Etka Adashkaite with her friend

This is my cousin Etka Adashkaite (to the left) with her friend, whose name I do not know. The picture was made in Vilnius in 1955.

Father's sister Leya was the closest in the family. She was five or six years younger than my father. Leya was the only one from the family who was literate. I do not know where she studied. She knew how to read and write in Yiddish and Russian. She read books and knew the rudiments of accounting. Leya married a local Jew Moishe Adashkis, who was in charge of fire-fighters' team of our town. Moshe, Leya and their children lived in a mansion by the fire-fighters' office and a garage with the only fire truck in town and all necessary fire-fighting equipment. Our house was right in front of Leya's one. I spent my childhood with my cousins- Rahmil and Etka, children of Leya and Moishe. Rahmil was one year older than me and Etka was about three years younger. When grandfather died, grandmother Shifra lived with Leya's family.

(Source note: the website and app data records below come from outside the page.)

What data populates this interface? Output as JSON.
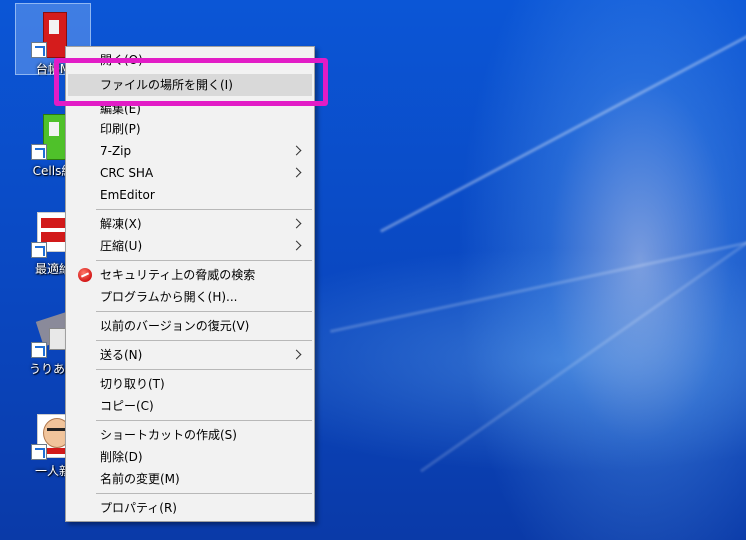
{
  "desktop": {
    "icons": [
      {
        "label": "台帳M"
      },
      {
        "label": "Cells給"
      },
      {
        "label": "最適給"
      },
      {
        "label": "うりあげ"
      },
      {
        "label": "一人親"
      }
    ]
  },
  "menu": {
    "items": [
      {
        "label": "開く(O)"
      },
      {
        "label": "ファイルの場所を開く(I)"
      },
      {
        "label": "編集(E)"
      },
      {
        "label": "印刷(P)"
      },
      {
        "label": "7-Zip"
      },
      {
        "label": "CRC SHA"
      },
      {
        "label": "EmEditor"
      },
      {
        "label": "解凍(X)"
      },
      {
        "label": "圧縮(U)"
      },
      {
        "label": "セキュリティ上の脅威の検索"
      },
      {
        "label": "プログラムから開く(H)..."
      },
      {
        "label": "以前のバージョンの復元(V)"
      },
      {
        "label": "送る(N)"
      },
      {
        "label": "切り取り(T)"
      },
      {
        "label": "コピー(C)"
      },
      {
        "label": "ショートカットの作成(S)"
      },
      {
        "label": "削除(D)"
      },
      {
        "label": "名前の変更(M)"
      },
      {
        "label": "プロパティ(R)"
      }
    ]
  },
  "colors": {
    "highlight_box": "#e21cc6",
    "menu_bg": "#f2f2f2",
    "hover_bg": "#d9d9d9"
  }
}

Aunt Leya’s husband Moishe came back from the front with impaired stomach. When Leya found a job, she took her children from the orphanage. Rahmil left for studies in Kaliningrad. There he served in the army and after demobilization started living on his own. Etka lived with her parents. In 1949 Moishe was arrested when anti-Semitist state campaigns commenced [Campaign against 'cosmopolitans']. He was sentenced to 10 years in camps in accordance with the political article 58 of Civil Code of USSR [It was provided by this article the any action directed against upheaval, shattering and weakening of the power of the working and peasant class should be punished] - and nobody explained what he did wrong. There was no trial, he merely was arrested and that was it. After husband's arrest aunt Leya lived modestly by herself. There was nothing she could help us with. Moishe came back home after Stalin's death, when unfairly condemned were released. In 1956 he was rehabilitated. His health was completely undermined and Moishe died in 1959. Aunt Leya survived him by eight years and died in 1967. She was buried next to my father in Jewish cemetery of Vilnius in accordance with the Jewish rites. Her children Rahmil and Etka are currently living with their families in Israel. They have grandchildren and great grandchildren.